ROME, Feb. 13 (Xinhua) -- Italy's centre-left Democratic Party (PD) asked for an urgent change of government to give a boost to reforms on Thursday, in a decision that could trigger the resignation of Prime Minister Enrico Letta.
"The Democratic Party asks for a change of government," PD leader Matteo Renzi said during a live-streamed crisis meeting the party leadership group held in Rome.
"We need a radical change, and we ask for a new government that could last until the natural end of the legislature in 2018, with the same coalition forces we have today, in order to better tackle the economic and social emergency and fully implement the reform agenda," Renzi added.
The PD meeting, originally scheduled for next week, was brought forward because of a bitter confrontation underway between Matteo Renzi and Letta, and speculations had been on the rise for days that the power struggle could result in the formation of a new Italian government.
In this case, as leader of the largest party in Parliament, Renzi would be seen as the most likely new premier.
The young centre-left leader thanked Letta, who also belong to the PD, for "his hard work with a cabinet born last year under the most delicate and difficult circumstances for Italy."
Nonetheless, he added, the government has now showed its limits and the country needs to emerge "from the swamp".
"We are all aware of the difficulties the current government has been facing in the last two months and we all have to take our own responsibilities," Renzi said to the PD leadership. "The road I am suggesting is the hardest and most risky one," he admitted.
Letta did not take part in the meeting, in order to leave his party's fellows "free to take their decision with serenity", he wrote in a statement.
According to local media, a last attempt to solve the confrontation and offer a 'honourable exit' to him was made on Thursday morning but failed, with Letta refusing to undertake the Economy Ministry. Political sources from the PD, however, dismissed the rumours.
Renzi, 39-year-old mayor of Florence and elected PD leader in December, has come to increasingly criticize the prime minister in latest months over a lack of action and slow pace of his cabinet in implementing reforms that could give a boost to an exhausted recession-hit economy.
Though declaring he had no will to 'replace' Letta, Renzi recently said the government would better resign, if unable to implement effective reforms.
Letta, who was appointed last April after inconclusive elections in February, turned down the criticism over his work and made it clear he had no intention to resign 'voluntarily'. He rather unveiled a broader reforms agenda called "Commitment Italy" on Wednesday, asking for more time to put in action all the measures.

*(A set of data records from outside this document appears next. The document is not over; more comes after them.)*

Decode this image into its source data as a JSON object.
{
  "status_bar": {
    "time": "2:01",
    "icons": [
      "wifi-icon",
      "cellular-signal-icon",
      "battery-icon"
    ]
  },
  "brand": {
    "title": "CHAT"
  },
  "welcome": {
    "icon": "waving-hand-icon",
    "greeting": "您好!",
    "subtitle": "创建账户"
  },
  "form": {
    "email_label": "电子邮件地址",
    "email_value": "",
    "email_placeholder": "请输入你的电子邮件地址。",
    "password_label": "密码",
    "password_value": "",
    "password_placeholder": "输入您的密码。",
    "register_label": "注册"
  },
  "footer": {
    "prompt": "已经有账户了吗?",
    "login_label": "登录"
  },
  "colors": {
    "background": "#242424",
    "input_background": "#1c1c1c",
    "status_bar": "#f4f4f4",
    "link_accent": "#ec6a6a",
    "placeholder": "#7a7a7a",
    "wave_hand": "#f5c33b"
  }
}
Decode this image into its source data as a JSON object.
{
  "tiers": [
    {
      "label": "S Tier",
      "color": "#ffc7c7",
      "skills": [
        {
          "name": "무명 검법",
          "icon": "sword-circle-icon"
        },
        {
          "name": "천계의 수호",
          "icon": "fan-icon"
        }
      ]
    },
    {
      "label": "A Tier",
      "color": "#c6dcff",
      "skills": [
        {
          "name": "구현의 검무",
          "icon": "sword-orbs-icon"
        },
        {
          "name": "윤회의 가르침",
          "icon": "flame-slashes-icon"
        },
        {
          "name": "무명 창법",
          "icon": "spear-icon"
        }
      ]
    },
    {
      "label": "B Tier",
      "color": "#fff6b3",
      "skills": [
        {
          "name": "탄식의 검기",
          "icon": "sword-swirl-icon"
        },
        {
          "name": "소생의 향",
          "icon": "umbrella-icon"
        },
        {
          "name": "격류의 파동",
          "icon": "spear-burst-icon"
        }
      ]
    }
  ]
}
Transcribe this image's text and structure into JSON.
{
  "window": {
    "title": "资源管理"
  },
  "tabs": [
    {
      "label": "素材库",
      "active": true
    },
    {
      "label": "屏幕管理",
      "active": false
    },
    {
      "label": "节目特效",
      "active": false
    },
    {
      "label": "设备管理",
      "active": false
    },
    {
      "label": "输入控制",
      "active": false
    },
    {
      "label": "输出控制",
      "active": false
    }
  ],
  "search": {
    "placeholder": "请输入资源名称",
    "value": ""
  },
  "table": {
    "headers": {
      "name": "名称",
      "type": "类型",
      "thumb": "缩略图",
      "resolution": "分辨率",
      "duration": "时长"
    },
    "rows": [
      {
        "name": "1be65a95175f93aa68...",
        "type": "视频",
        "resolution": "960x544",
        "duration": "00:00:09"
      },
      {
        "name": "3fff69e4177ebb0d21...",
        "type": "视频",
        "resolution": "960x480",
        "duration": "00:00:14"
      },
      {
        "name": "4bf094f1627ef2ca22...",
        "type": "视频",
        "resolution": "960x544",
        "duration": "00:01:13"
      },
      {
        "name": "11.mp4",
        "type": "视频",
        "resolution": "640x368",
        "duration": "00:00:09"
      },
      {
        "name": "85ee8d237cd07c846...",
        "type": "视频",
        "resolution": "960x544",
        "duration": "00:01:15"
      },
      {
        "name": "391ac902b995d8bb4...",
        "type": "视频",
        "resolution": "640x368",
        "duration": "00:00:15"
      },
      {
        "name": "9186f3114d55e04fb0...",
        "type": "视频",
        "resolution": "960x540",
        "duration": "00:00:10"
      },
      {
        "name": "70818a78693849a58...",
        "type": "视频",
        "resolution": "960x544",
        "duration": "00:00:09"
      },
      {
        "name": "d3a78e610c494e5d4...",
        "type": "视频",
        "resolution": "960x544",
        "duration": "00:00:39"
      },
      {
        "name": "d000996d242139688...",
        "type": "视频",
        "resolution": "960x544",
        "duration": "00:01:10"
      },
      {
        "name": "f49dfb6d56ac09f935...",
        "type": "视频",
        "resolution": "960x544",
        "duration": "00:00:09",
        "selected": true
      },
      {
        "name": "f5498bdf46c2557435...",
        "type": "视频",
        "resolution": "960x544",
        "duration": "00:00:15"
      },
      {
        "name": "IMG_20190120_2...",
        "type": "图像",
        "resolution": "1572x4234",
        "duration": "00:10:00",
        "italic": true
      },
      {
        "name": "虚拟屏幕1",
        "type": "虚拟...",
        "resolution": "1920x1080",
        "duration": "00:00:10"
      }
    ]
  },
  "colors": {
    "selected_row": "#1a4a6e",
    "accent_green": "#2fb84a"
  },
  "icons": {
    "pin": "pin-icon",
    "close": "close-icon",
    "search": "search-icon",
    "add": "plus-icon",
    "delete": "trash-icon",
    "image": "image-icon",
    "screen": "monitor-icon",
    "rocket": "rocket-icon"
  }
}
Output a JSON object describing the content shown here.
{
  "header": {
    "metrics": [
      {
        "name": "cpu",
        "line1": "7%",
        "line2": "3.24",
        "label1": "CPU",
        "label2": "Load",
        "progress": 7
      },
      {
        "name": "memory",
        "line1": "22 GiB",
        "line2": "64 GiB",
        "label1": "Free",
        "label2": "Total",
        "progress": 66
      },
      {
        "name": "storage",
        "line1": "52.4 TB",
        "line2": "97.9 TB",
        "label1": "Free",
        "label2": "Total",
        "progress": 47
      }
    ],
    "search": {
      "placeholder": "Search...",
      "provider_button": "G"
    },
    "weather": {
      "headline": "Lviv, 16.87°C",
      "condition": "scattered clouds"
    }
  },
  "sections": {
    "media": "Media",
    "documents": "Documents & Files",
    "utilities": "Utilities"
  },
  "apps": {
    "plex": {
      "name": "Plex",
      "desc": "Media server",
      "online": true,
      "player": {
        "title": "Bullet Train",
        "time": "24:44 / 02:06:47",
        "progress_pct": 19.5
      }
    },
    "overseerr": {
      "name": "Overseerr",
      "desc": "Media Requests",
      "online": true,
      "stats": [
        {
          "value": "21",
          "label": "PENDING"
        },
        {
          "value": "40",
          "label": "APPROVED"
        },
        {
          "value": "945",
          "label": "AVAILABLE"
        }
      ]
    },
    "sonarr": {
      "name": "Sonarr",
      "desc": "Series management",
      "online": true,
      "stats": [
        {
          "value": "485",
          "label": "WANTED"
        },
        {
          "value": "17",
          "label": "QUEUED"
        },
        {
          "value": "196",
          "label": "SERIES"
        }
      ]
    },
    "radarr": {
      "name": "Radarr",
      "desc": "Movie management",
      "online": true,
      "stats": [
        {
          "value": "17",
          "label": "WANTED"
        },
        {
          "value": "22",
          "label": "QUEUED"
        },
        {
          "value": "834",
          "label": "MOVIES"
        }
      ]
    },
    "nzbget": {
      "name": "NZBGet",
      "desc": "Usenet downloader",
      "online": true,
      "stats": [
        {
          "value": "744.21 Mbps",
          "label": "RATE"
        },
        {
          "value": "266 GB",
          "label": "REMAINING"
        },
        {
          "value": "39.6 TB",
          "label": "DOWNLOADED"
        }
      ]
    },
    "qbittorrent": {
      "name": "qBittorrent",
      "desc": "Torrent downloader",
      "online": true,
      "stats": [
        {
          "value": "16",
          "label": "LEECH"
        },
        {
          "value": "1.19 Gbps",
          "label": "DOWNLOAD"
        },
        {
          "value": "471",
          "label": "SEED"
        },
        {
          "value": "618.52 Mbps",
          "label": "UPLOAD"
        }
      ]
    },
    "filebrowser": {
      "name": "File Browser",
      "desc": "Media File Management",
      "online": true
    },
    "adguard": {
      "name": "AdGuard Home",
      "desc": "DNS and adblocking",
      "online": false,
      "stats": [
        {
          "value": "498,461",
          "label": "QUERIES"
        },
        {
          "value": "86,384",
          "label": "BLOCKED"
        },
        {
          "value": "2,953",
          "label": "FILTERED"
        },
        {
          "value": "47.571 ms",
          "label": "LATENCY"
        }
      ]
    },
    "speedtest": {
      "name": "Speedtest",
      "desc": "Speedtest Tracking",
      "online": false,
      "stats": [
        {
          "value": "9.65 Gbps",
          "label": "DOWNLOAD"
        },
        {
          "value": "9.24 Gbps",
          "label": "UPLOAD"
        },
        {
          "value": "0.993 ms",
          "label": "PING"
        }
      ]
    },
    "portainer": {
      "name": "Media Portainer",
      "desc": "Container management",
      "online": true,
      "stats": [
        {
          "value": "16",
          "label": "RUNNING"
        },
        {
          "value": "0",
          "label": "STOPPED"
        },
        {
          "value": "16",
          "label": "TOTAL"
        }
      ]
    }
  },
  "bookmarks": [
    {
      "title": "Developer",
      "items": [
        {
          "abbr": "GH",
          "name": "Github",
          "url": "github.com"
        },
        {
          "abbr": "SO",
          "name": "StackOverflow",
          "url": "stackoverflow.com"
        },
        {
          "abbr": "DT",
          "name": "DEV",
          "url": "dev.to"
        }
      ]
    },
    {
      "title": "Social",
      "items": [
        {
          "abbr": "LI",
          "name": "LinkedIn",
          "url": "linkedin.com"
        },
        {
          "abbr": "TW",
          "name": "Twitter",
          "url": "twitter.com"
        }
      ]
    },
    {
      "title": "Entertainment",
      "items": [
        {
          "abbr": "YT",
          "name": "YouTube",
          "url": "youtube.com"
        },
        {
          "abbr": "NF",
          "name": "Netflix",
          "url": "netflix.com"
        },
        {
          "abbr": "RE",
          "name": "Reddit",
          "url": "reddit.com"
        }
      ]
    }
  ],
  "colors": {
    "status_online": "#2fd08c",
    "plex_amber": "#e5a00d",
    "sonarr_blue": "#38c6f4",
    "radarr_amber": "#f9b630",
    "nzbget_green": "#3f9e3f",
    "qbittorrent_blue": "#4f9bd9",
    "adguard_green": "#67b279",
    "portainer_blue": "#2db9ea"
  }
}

"The government and the agenda must be tied to the implementation of crucial reforms, some of which already underway, and not to some theoretical deadlines," Letta said on Wednesday.
Letta has cancelled an official visit scheduled for Feb. 24-25 to Britain, according to a report from the Financial Times.